- Salish Sea References
- Wiki Rules
PSNERP Strategy Assessments
Beach Site 1008 is a 6.76 km long beach system containing 1134 meters of barrier beach (17%) and 7 creek mouths, one of 29 beach sites located in the Juan de Fuca Sub-basin. Based on these attributes it ranks 81 out of 100 in terms of size and complexity among all Puget Sound Beach systems. Over five generations of beach development, 5 percent of beach length now has some indicator of sediment supply degradation, and 28 percent of the nearshore zone has estimated impervious surface levels higher than 10 percent. Property boundaries now legally segment the shoreline with an average of one property every 97 meters. Based on these metrics, this site ranks 44 out of 100 in terms of estimated degradation among all beach sites in Puget Sound. The PSNERP Strategy Analysis places this site in Degradation Group D10, a group of 30 sites where nearshore impervious is typical for Puget Sound, but parcel density is still below average and sediment supply degradation very low. Based on this grouping we recommend this site for a restoration-based strategy, where there may be the opportunity through a combination of protection and restoration efforts to recover the full operation of ecosystem processes thereby recovering ecosystem services that are either degraded or at risk. The site faces a high risk from jetty development impounding sediment, has no impacts from active shoreline railroad, and faces a slight risk from predicted future population growth (as estimated by Bolte & Vache 2010).
Barrier Embayment Assessment
Historically this system contained 2 barrier-type embayments, with an embayment shoreline length of 1.23 km, encompassing 3.6 hectares of tidal wetlands. Considering the length of beach this is the equivalent of one embayment every 3.5 km. This system is one among 23 barrier embayment complexes in the Juan de Fuca Sub-basin. Based on these metrics this site ranks 54 out of 100 in terms of size and complexity among all Puget Sound barrier embayment systems. The PSNERP Strategy Analysis placed this site in Potential Group P6, a large group of 138 sites that are average in the scale and density of embayments.
Site 1008 currently has 1 embayment--1 less than under historical conditions. This has been accompanied by a 77 percent loss of wetland area and an 86 percent loss of embayment length, based on comparison to historic maps. None of the remaining embayment shoreline length has evidence of shoreline modification.
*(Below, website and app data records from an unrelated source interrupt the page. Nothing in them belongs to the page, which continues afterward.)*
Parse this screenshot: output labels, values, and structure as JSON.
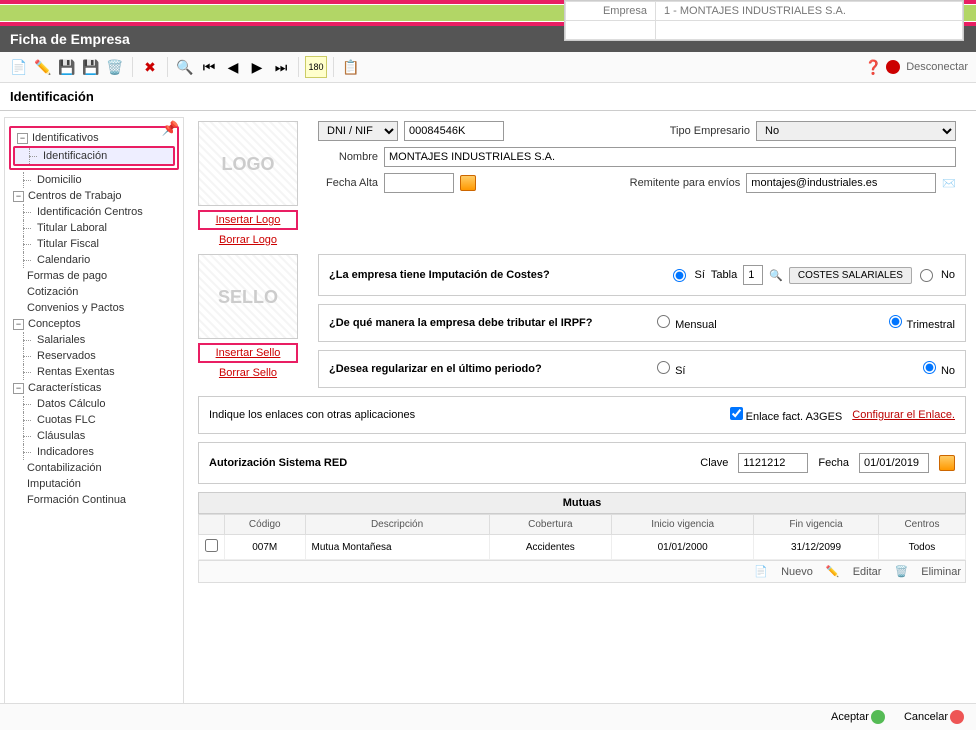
{
  "company": {
    "label": "Empresa",
    "value": "1 - MONTAJES INDUSTRIALES S.A."
  },
  "title": "Ficha de Empresa",
  "disconnect": "Desconectar",
  "section": "Identificación",
  "sidebar": {
    "identificativos": "Identificativos",
    "identificacion": "Identificación",
    "domicilio": "Domicilio",
    "centros": "Centros de Trabajo",
    "id_centros": "Identificación Centros",
    "tit_laboral": "Titular Laboral",
    "tit_fiscal": "Titular Fiscal",
    "calendario": "Calendario",
    "formas_pago": "Formas de pago",
    "cotizacion": "Cotización",
    "convenios": "Convenios y Pactos",
    "conceptos": "Conceptos",
    "salariales": "Salariales",
    "reservados": "Reservados",
    "rentas": "Rentas Exentas",
    "caracteristicas": "Características",
    "datos_calc": "Datos Cálculo",
    "cuotas": "Cuotas FLC",
    "clausulas": "Cláusulas",
    "indicadores": "Indicadores",
    "contab": "Contabilización",
    "imputacion": "Imputación",
    "formacion": "Formación Continua"
  },
  "logo": {
    "placeholder": "LOGO",
    "insert": "Insertar Logo",
    "delete": "Borrar Logo"
  },
  "sello": {
    "placeholder": "SELLO",
    "insert": "Insertar Sello",
    "delete": "Borrar Sello"
  },
  "form": {
    "doc_type": "DNI / NIF",
    "doc_value": "00084546K",
    "tipo_emp_label": "Tipo Empresario",
    "tipo_emp_value": "No",
    "nombre_label": "Nombre",
    "nombre_value": "MONTAJES INDUSTRIALES S.A.",
    "fecha_alta_label": "Fecha Alta",
    "fecha_alta_value": "",
    "remitente_label": "Remitente para envíos",
    "remitente_value": "montajes@industriales.es"
  },
  "panel1": {
    "q": "¿La empresa tiene Imputación de Costes?",
    "si": "Sí",
    "tabla": "Tabla",
    "tabla_val": "1",
    "btn": "COSTES SALARIALES",
    "no": "No"
  },
  "panel2": {
    "q": "¿De qué manera la empresa debe tributar el IRPF?",
    "mensual": "Mensual",
    "trimestral": "Trimestral"
  },
  "panel3": {
    "q": "¿Desea regularizar en el último periodo?",
    "si": "Sí",
    "no": "No"
  },
  "panel4": {
    "q": "Indique los enlaces con otras aplicaciones",
    "chk": "Enlace fact. A3GES",
    "link": "Configurar el Enlace."
  },
  "panel5": {
    "title": "Autorización Sistema RED",
    "clave_label": "Clave",
    "clave_val": "1121212",
    "fecha_label": "Fecha",
    "fecha_val": "01/01/2019"
  },
  "mutuas": {
    "title": "Mutuas",
    "cols": {
      "codigo": "Código",
      "desc": "Descripción",
      "cobertura": "Cobertura",
      "inicio": "Inicio vigencia",
      "fin": "Fin vigencia",
      "centros": "Centros"
    },
    "row": {
      "codigo": "007M",
      "desc": "Mutua Montañesa",
      "cobertura": "Accidentes",
      "inicio": "01/01/2000",
      "fin": "31/12/2099",
      "centros": "Todos"
    },
    "actions": {
      "nuevo": "Nuevo",
      "editar": "Editar",
      "eliminar": "Eliminar"
    }
  },
  "footer": {
    "aceptar": "Aceptar",
    "cancelar": "Cancelar"
  }
}
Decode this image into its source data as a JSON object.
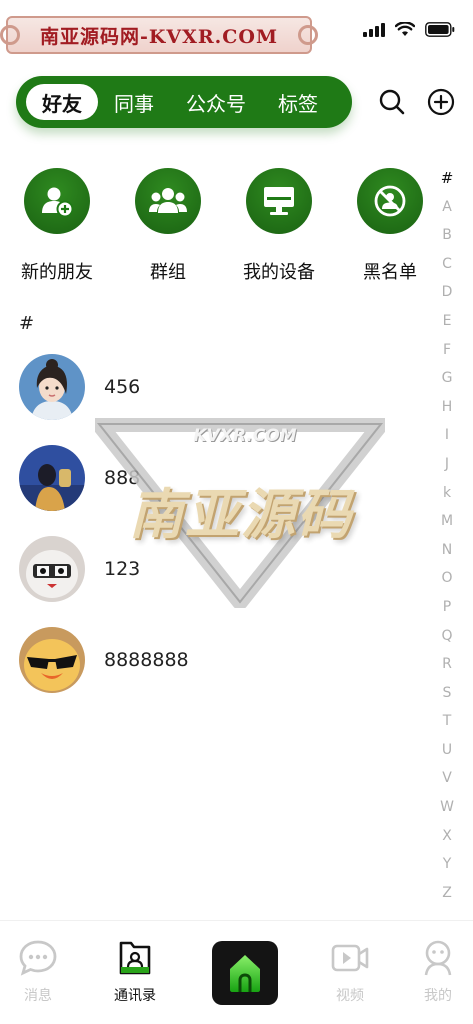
{
  "status": {
    "banner_text": "南亚源码网-KVXR.COM",
    "icons": [
      "signal-icon",
      "wifi-icon",
      "battery-icon"
    ]
  },
  "header": {
    "tabs": [
      {
        "label": "好友",
        "active": true
      },
      {
        "label": "同事",
        "active": false
      },
      {
        "label": "公众号",
        "active": false
      },
      {
        "label": "标签",
        "active": false
      }
    ],
    "actions": [
      "search-icon",
      "add-circle-icon"
    ],
    "accent_color": "#1f7a16"
  },
  "shortcuts": [
    {
      "label": "新的朋友",
      "icon": "add-friend-icon"
    },
    {
      "label": "群组",
      "icon": "group-icon"
    },
    {
      "label": "我的设备",
      "icon": "device-icon"
    },
    {
      "label": "黑名单",
      "icon": "blacklist-icon"
    }
  ],
  "section": {
    "header": "#"
  },
  "contacts": [
    {
      "name": "456",
      "avatar": "avatar-girl"
    },
    {
      "name": "888",
      "avatar": "avatar-photo"
    },
    {
      "name": "123",
      "avatar": "avatar-robot"
    },
    {
      "name": "8888888",
      "avatar": "avatar-duck"
    }
  ],
  "index_letters": [
    "#",
    "A",
    "B",
    "C",
    "D",
    "E",
    "F",
    "G",
    "H",
    "I",
    "J",
    "k",
    "M",
    "N",
    "O",
    "P",
    "Q",
    "R",
    "S",
    "T",
    "U",
    "V",
    "W",
    "X",
    "Y",
    "Z"
  ],
  "watermark": {
    "url": "KVXR.COM",
    "title": "南亚源码"
  },
  "bottom_nav": [
    {
      "label": "消息",
      "icon": "message-icon",
      "active": false
    },
    {
      "label": "通讯录",
      "icon": "contacts-icon",
      "active": true
    },
    {
      "label": "",
      "icon": "home-icon",
      "active": false
    },
    {
      "label": "视频",
      "icon": "video-icon",
      "active": false
    },
    {
      "label": "我的",
      "icon": "profile-icon",
      "active": false
    }
  ]
}
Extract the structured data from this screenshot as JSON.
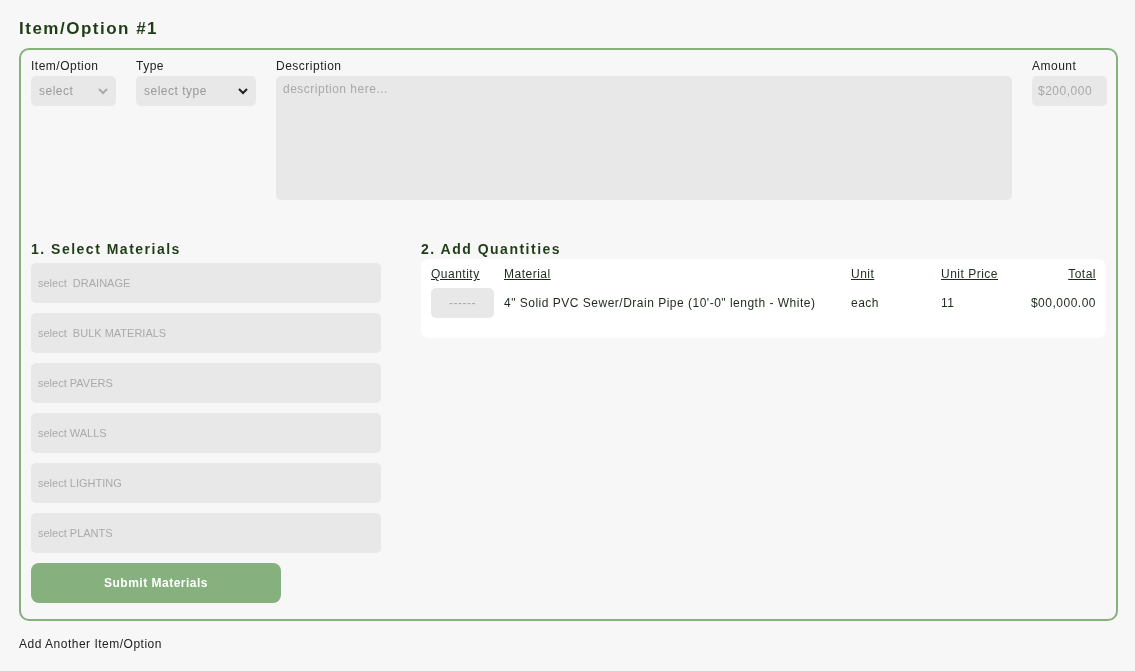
{
  "title": "Item/Option #1",
  "fields": {
    "item_option": {
      "label": "Item/Option",
      "value": "select"
    },
    "type": {
      "label": "Type",
      "value": "select type"
    },
    "description": {
      "label": "Description",
      "placeholder": "description here..."
    },
    "amount": {
      "label": "Amount",
      "placeholder": "$200,000"
    }
  },
  "materials": {
    "heading": "1. Select Materials",
    "selects": [
      "select  DRAINAGE",
      "select  BULK MATERIALS",
      "select PAVERS",
      "select WALLS",
      "select LIGHTING",
      "select PLANTS"
    ],
    "submit": "Submit Materials"
  },
  "quantities": {
    "heading": "2. Add Quantities",
    "columns": [
      "Quantity",
      "Material",
      "Unit",
      "Unit Price",
      "Total"
    ],
    "rows": [
      {
        "quantity_placeholder": "------",
        "material": "4\" Solid PVC Sewer/Drain Pipe (10'-0\" length - White)",
        "unit": "each",
        "unit_price": "11",
        "total": "$00,000.00"
      }
    ]
  },
  "add_link": "Add Another Item/Option"
}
Based on these metrics, and the general development status of the drift cell, the PSNERP Strategy Analysis ranked this system 47 out of 100 in terms of degradation among all Puget Sound barrier embayment systems, and placed this site in Degradation Group D2, a large group of 64 barrier embayment systems with extremely high loss of embayment shoreline length, perhaps indicating fill, but with moderate to low degradation across the drift cell and remaining embayments. Based on this grouping, the site is recommended for a restoration-based approach, where there may be the opportunity through a combination of protection and restoration efforts to recover the full operation of ecosystem processes thereby recovering ecosystem services that are either degraded or at risk.